- Your goal: Using the data below, determine the number of lines that include the string "JSON". Write only that number.

(Stored dataset items)

━━━━━━━━━━━━━━━━━━━━

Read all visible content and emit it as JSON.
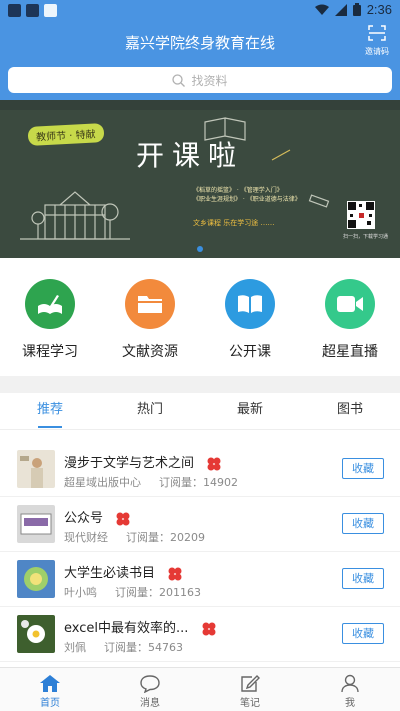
{
  "status_bar": {
    "time": "2:36"
  },
  "header": {
    "title": "嘉兴学院终身教育在线",
    "invite_label": "邀请码"
  },
  "search": {
    "placeholder": "找资料"
  },
  "banner": {
    "tag": "教师节 · 特献",
    "headline": "开课啦",
    "line1": "《稻草的摇篮》 · 《管理学入门》",
    "line2": "《职业生涯规划》 · 《职业道德与法律》",
    "slogan": "文乡课程 乐在学习途 ……",
    "qr_caption": "扫一扫，下载学习通"
  },
  "quick_entries": [
    {
      "label": "课程学习",
      "icon": "book-quill-icon",
      "color": "#2ea44f"
    },
    {
      "label": "文献资源",
      "icon": "folder-icon",
      "color": "#f28a3c"
    },
    {
      "label": "公开课",
      "icon": "open-book-icon",
      "color": "#2d9be0"
    },
    {
      "label": "超星直播",
      "icon": "video-camera-icon",
      "color": "#34c98b"
    }
  ],
  "tabs": [
    {
      "label": "推荐",
      "active": true
    },
    {
      "label": "热门",
      "active": false
    },
    {
      "label": "最新",
      "active": false
    },
    {
      "label": "图书",
      "active": false
    }
  ],
  "list": [
    {
      "title": "漫步于文学与艺术之间",
      "author": "超星域出版中心",
      "subscribers": "订阅量：14902",
      "button": "收藏"
    },
    {
      "title": "公众号",
      "author": "现代财经",
      "subscribers": "订阅量：20209",
      "button": "收藏"
    },
    {
      "title": "大学生必读书目",
      "author": "叶小鸣",
      "subscribers": "订阅量：201163",
      "button": "收藏"
    },
    {
      "title": "excel中最有效率的...",
      "author": "刘佩",
      "subscribers": "订阅量：54763",
      "button": "收藏"
    }
  ],
  "bottom_nav": [
    {
      "label": "首页",
      "icon": "home-icon",
      "active": true
    },
    {
      "label": "消息",
      "icon": "message-bubble-icon",
      "active": false
    },
    {
      "label": "笔记",
      "icon": "note-edit-icon",
      "active": false
    },
    {
      "label": "我",
      "icon": "person-icon",
      "active": false
    }
  ],
  "colors": {
    "primary": "#4a94e2",
    "accent": "#3a8fe0",
    "badge": "#e53935"
  }
}
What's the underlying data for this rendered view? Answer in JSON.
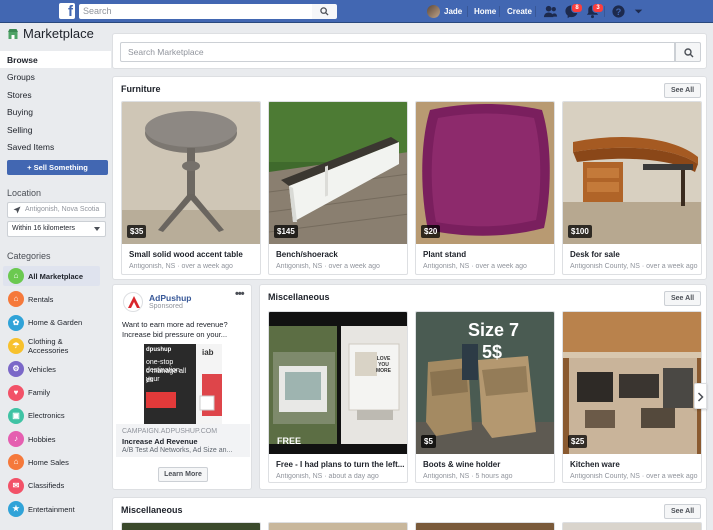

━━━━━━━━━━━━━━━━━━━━

- Solution to this problem: 2